(Website and app data records)
=== Begin Enclosure ===

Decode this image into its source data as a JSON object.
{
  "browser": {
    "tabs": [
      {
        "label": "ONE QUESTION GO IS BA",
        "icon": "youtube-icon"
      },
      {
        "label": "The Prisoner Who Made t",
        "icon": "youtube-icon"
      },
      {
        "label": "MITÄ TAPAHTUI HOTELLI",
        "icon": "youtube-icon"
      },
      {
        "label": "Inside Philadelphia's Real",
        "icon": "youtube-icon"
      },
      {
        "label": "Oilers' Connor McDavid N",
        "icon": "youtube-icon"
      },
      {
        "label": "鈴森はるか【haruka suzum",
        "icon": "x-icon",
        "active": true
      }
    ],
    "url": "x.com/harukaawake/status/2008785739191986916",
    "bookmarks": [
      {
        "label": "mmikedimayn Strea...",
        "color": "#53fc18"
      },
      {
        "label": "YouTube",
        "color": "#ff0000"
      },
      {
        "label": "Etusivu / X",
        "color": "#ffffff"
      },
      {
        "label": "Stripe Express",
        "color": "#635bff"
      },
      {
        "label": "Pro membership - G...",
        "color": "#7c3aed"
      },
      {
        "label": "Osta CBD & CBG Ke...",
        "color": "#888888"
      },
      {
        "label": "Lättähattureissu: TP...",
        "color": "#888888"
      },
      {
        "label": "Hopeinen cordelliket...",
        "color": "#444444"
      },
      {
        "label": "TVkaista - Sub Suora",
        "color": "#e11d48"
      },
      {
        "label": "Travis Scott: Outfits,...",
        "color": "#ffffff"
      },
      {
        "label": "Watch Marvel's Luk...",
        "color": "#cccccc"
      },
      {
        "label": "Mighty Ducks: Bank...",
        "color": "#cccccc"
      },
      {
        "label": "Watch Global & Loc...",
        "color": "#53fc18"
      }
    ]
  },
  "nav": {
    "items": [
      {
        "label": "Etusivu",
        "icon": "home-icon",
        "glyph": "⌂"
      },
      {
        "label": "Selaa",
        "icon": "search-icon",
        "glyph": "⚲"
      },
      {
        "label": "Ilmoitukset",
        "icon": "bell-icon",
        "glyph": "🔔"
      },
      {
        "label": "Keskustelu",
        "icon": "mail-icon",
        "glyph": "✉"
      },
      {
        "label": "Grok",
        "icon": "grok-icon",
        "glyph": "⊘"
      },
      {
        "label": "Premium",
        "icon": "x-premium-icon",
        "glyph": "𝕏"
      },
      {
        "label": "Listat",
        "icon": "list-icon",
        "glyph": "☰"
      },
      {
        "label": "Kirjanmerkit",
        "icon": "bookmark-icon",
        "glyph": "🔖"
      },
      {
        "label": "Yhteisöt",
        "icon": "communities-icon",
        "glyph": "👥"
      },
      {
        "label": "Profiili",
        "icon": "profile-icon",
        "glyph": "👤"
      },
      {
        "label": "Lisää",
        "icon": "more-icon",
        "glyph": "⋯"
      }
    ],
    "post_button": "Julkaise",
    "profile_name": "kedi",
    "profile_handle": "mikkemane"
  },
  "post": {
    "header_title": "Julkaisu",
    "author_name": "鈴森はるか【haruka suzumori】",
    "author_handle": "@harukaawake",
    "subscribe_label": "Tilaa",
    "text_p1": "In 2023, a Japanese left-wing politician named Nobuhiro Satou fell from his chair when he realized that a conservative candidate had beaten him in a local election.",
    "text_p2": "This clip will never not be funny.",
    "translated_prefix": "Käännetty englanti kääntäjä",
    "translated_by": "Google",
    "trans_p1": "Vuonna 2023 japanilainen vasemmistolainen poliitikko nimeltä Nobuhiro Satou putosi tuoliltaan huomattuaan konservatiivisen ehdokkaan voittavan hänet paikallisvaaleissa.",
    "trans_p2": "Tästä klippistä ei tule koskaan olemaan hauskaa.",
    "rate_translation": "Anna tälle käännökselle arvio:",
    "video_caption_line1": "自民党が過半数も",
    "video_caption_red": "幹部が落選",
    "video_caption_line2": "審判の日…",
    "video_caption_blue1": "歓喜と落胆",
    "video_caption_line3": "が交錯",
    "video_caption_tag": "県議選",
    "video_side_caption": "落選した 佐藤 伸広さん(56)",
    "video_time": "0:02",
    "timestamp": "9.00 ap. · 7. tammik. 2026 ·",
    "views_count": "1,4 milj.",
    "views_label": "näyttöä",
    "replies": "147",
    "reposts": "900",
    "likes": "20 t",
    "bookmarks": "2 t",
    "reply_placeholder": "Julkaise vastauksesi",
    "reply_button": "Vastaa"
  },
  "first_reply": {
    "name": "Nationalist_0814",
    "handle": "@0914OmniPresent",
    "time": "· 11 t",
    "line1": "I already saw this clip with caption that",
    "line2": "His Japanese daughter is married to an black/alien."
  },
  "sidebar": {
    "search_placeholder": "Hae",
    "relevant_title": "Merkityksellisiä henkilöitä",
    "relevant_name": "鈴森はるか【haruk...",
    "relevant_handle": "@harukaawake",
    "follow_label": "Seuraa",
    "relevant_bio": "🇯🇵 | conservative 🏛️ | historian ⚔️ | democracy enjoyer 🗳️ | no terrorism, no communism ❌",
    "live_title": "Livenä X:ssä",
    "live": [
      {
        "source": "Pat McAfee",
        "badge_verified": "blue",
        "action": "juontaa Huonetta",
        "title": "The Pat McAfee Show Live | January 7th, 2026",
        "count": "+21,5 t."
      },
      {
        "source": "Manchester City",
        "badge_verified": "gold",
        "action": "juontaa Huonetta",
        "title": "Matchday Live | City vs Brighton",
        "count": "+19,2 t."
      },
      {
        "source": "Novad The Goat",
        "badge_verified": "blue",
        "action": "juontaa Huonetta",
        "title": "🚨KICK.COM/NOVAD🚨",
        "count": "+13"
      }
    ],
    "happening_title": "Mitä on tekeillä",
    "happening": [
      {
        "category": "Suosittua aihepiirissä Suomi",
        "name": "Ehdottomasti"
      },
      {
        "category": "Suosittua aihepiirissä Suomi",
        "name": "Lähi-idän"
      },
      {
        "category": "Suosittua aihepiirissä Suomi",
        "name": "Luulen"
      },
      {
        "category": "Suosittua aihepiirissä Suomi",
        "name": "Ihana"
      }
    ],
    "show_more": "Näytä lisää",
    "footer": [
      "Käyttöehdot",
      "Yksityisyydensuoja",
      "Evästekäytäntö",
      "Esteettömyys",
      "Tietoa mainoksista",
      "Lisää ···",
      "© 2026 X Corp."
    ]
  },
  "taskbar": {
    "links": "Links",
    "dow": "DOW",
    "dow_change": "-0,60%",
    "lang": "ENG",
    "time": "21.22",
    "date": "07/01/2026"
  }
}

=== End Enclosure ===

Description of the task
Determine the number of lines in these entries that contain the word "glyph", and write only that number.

Written solution
11